Plasmacytoid dendritic cells in inflamed muscle of patients with juvenile dermatomyositis.

Journal Article

OBJECTIVE: To examine whether dendritic cells (DCs) are constituents of muscle inflammation in juvenile dermatomyositis (DM). METHODS: The types, numbers, and activation state of DC subsets in inflamed muscle tissue from patients with juvenile DM and in noninflamed muscle tissue from control subjects were examined by multicolor immunofluorescence. Chemokine expression of the muscle-infiltrating cells was examined by laser capture microdissection and quantitative polymerase chain reaction. RESULTS: Plasmacytoid DCs were the predominant component of the inflamed muscle tissue from patients with juvenile DM. These cells were identified by coexpression of CD4 and CD123, but not CD11c, and also expressed CD83, indicating maturity of the cells. In contrast, in noninflamed muscle, plasmacytoid DCs were scarce and did not express CD83. Mononuclear cells surrounding the blood vessels of inflamed muscle contained abundant transcripts of CCL19 and CCL21, but very little CCL18 transcripts. In contrast, cells from noninflamed muscle contained negligible amounts of CCL19 and CCL21, but had high amounts of CCL18. Both the inflamed and noninflamed muscle tissue had equivalent levels of CXCL12 transcripts, but inflamed muscle contained more transcripts of the CXCL12 receptor CXCR4. CONCLUSION: These findings are consistent with the idea that plasmacytoid DCs are mediators of muscle inflammation in juvenile DM. The abundance of CD83+ plasmacytoid DCs in perivascular areas and the overexpression of CCL19 and CCL21 in perivascular cellular foci suggest that in situ activation and maturation of resident plasmacytoid DCs are central to the initiation and perpetuation of muscle inflammation in juvenile DM.

Full Text

Duke Authors

Cited Authors

  • López de Padilla, CM; Vallejo, AN; McNallan, KT; Vehe, R; Smith, SA; Dietz, AB; Vuk-Pavlovic, S; Reed, AM

Published Date
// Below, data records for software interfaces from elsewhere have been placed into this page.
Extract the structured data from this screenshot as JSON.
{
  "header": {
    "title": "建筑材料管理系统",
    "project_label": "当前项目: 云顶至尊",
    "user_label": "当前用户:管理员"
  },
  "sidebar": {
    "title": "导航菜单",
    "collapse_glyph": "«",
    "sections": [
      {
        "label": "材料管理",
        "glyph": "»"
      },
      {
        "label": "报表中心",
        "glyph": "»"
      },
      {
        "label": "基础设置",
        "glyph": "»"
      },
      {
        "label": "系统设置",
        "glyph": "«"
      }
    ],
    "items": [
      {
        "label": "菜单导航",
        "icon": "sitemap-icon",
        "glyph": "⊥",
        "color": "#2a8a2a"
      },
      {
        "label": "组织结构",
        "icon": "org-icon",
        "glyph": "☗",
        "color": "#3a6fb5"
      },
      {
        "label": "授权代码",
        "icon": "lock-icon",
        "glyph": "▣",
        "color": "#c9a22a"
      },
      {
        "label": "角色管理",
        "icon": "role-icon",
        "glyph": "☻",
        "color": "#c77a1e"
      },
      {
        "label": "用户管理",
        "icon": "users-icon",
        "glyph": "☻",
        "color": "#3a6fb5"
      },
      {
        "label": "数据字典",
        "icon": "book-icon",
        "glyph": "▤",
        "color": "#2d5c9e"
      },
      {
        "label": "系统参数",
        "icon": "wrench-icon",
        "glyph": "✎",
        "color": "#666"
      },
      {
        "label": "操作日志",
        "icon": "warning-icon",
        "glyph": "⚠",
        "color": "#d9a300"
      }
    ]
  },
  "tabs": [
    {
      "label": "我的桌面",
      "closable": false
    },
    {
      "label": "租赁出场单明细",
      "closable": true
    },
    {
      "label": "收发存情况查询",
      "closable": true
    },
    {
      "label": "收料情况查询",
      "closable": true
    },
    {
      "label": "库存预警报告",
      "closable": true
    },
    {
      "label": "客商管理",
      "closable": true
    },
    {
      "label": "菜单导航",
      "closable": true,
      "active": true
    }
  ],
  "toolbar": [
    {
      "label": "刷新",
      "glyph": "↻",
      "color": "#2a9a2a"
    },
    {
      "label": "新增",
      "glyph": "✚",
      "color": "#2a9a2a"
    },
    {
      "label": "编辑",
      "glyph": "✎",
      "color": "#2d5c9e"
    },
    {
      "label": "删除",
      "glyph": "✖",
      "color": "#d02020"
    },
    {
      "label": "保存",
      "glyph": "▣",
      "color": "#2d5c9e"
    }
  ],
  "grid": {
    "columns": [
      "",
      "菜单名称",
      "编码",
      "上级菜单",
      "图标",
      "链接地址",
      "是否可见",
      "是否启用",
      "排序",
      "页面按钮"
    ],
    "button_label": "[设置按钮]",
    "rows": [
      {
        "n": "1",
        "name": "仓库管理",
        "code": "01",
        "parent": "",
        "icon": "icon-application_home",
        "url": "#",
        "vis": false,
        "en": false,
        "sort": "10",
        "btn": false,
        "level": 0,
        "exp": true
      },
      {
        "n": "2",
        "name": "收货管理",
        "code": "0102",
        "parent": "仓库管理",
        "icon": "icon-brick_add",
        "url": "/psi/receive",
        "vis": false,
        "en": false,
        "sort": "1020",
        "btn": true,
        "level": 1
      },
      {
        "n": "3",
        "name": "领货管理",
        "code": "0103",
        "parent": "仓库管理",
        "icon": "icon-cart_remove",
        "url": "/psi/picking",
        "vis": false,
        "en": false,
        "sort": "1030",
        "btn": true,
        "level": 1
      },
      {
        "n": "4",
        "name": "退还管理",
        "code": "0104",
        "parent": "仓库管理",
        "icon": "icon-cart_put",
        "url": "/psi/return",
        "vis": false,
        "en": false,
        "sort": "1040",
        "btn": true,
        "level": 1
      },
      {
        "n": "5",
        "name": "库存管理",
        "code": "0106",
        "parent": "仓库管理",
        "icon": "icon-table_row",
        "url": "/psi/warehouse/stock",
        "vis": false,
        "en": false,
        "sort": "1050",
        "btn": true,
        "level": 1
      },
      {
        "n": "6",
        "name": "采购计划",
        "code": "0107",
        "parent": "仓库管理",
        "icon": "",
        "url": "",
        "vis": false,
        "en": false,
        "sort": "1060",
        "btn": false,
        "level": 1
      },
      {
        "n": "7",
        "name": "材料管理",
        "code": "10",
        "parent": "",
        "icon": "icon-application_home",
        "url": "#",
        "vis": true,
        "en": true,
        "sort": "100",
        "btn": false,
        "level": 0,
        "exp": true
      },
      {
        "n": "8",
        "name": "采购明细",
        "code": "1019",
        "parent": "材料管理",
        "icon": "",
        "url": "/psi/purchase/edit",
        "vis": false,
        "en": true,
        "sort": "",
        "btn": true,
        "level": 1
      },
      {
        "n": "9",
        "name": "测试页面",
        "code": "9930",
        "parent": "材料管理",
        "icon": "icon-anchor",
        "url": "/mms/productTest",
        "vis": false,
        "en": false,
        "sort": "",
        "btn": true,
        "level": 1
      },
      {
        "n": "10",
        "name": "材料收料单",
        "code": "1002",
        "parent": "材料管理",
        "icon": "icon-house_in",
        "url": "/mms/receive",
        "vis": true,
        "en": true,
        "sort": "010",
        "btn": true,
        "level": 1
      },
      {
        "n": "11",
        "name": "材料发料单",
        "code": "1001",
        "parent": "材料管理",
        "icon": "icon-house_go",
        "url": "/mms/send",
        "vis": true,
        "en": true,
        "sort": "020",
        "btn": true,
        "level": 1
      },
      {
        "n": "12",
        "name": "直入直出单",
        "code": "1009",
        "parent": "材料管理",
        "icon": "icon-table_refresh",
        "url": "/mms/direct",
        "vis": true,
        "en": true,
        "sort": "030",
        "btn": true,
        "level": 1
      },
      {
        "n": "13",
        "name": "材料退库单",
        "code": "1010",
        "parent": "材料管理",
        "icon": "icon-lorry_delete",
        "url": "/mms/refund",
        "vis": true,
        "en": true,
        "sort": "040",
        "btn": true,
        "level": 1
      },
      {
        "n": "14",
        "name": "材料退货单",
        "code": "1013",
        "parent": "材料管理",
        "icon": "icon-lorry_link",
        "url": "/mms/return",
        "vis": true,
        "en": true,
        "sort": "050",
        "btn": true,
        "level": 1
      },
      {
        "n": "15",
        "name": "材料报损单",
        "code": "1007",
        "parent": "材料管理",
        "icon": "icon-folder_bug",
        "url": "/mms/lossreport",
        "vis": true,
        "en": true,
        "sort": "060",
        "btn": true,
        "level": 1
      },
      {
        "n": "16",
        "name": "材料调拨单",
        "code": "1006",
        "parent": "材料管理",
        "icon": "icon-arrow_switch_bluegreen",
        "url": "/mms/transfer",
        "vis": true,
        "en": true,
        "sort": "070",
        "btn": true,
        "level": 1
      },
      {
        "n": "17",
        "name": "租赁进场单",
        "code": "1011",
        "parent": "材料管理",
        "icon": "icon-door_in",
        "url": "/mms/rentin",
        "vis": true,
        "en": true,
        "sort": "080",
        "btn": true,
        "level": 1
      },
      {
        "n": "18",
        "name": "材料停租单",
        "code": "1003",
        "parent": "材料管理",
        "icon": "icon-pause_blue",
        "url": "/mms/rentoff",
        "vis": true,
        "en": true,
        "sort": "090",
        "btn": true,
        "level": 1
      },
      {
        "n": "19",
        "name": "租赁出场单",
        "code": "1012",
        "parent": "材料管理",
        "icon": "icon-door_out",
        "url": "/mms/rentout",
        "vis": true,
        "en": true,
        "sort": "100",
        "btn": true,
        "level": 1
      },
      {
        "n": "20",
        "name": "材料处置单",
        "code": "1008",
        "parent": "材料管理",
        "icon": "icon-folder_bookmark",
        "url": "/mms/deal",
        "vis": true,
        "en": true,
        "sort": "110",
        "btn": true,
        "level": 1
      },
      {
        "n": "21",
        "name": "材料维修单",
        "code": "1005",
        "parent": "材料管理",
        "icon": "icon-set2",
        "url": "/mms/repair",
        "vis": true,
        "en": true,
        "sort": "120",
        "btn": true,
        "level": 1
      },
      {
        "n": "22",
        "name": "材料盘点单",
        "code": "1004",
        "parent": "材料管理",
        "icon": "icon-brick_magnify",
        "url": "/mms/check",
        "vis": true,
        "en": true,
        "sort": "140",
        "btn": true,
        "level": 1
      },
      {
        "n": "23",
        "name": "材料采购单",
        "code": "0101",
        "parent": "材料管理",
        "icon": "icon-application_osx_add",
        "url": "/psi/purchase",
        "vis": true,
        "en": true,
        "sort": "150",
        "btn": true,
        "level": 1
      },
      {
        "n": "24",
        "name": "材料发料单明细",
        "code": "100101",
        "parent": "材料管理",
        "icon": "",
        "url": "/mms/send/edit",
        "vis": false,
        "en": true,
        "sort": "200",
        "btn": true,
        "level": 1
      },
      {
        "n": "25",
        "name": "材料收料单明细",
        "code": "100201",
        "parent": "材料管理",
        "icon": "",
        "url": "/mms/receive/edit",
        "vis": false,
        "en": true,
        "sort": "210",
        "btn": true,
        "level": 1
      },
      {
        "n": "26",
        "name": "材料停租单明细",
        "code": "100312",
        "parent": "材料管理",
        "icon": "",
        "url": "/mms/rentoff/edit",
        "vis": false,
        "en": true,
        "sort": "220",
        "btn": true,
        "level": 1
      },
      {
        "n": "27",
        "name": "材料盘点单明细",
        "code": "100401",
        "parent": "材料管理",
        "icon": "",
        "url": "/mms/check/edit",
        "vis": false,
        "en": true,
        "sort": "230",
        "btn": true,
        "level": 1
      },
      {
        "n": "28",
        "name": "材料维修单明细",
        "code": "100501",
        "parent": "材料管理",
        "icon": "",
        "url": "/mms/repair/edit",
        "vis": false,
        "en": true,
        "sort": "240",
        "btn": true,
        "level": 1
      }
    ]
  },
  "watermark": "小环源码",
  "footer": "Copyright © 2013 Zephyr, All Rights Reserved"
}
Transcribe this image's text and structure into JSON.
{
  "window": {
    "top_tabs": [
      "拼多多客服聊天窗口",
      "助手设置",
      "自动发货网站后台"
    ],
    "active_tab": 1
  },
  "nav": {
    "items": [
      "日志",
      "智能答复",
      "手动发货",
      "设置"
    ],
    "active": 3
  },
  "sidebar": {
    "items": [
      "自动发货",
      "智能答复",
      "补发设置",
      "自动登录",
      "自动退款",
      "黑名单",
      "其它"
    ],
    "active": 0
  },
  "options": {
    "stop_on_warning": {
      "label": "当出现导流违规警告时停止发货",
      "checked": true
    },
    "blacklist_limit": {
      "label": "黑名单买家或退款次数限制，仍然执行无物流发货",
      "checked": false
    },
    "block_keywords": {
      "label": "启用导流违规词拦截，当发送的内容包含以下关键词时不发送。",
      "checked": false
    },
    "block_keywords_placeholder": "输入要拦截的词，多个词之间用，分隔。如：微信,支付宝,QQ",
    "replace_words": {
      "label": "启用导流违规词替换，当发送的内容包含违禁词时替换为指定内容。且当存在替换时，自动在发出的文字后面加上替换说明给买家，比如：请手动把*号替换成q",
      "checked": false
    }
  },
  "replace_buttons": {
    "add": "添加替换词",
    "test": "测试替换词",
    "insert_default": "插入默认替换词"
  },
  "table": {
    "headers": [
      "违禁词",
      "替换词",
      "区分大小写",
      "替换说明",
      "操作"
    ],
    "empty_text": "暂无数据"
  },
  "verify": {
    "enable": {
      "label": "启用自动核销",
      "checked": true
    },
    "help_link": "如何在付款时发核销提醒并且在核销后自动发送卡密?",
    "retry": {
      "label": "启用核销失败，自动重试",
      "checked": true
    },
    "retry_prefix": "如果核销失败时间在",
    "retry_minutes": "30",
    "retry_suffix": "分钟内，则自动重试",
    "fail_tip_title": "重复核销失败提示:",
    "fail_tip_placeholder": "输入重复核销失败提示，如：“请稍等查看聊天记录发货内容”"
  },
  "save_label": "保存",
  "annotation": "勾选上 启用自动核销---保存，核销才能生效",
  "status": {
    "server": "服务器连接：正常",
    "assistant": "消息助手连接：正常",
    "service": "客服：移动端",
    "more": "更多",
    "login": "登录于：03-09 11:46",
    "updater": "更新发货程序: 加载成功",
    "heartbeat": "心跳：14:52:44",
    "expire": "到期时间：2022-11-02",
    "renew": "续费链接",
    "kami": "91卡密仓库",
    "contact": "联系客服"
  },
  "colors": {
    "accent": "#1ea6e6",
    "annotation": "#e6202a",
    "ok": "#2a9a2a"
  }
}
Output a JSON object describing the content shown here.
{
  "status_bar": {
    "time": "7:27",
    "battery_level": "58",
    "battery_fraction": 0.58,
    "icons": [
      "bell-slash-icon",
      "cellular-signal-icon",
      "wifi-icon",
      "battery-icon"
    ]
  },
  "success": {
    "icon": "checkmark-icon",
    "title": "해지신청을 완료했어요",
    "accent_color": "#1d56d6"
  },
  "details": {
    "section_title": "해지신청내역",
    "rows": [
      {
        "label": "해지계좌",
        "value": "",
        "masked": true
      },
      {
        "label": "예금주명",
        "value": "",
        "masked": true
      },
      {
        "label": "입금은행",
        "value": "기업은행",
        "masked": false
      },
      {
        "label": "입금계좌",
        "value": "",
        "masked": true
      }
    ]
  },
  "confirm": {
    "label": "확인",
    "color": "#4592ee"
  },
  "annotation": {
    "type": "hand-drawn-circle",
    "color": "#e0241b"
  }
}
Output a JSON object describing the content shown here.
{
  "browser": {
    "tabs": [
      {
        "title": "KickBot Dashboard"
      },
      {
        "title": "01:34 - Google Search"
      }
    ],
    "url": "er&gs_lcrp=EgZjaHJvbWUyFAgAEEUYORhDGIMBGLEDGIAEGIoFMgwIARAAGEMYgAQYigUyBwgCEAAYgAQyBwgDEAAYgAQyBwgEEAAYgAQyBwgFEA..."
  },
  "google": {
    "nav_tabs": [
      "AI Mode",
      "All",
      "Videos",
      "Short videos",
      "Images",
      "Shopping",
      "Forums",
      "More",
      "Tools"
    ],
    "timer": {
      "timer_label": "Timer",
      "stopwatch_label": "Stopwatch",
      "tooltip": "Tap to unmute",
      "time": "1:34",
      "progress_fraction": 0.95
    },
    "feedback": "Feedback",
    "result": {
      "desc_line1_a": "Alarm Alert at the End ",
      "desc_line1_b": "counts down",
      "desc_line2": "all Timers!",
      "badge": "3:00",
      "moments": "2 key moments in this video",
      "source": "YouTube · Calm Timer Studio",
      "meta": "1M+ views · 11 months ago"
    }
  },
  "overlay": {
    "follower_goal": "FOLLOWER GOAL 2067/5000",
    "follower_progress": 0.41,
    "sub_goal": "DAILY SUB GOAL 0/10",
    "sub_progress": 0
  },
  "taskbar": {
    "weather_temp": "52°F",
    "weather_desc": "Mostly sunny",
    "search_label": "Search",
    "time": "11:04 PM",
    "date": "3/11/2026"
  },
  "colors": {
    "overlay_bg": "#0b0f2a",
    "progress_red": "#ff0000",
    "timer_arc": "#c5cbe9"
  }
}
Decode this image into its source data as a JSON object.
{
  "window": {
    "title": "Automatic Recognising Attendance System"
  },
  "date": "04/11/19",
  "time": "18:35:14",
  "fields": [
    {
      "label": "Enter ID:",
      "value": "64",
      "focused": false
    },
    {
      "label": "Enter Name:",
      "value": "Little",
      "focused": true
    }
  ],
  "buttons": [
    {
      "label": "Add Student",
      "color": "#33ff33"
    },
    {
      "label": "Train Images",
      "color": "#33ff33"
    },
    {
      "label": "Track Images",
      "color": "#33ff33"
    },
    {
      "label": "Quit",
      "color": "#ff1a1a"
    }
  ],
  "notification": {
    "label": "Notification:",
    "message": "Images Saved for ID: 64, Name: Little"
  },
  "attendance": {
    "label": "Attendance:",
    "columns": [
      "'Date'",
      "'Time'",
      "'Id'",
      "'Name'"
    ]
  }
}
  • May 2007

Published In

Volume / Issue

  • 56 / 5

Start / End Page

  • 1658 - 1668

PubMed ID

  • 17469160

Electronic International Standard Serial Number (EISSN)

  • 1529-0131

International Standard Serial Number (ISSN)

  • 0004-3591

Digital Object Identifier (DOI)

  • 10.1002/art.22558

Language

  • eng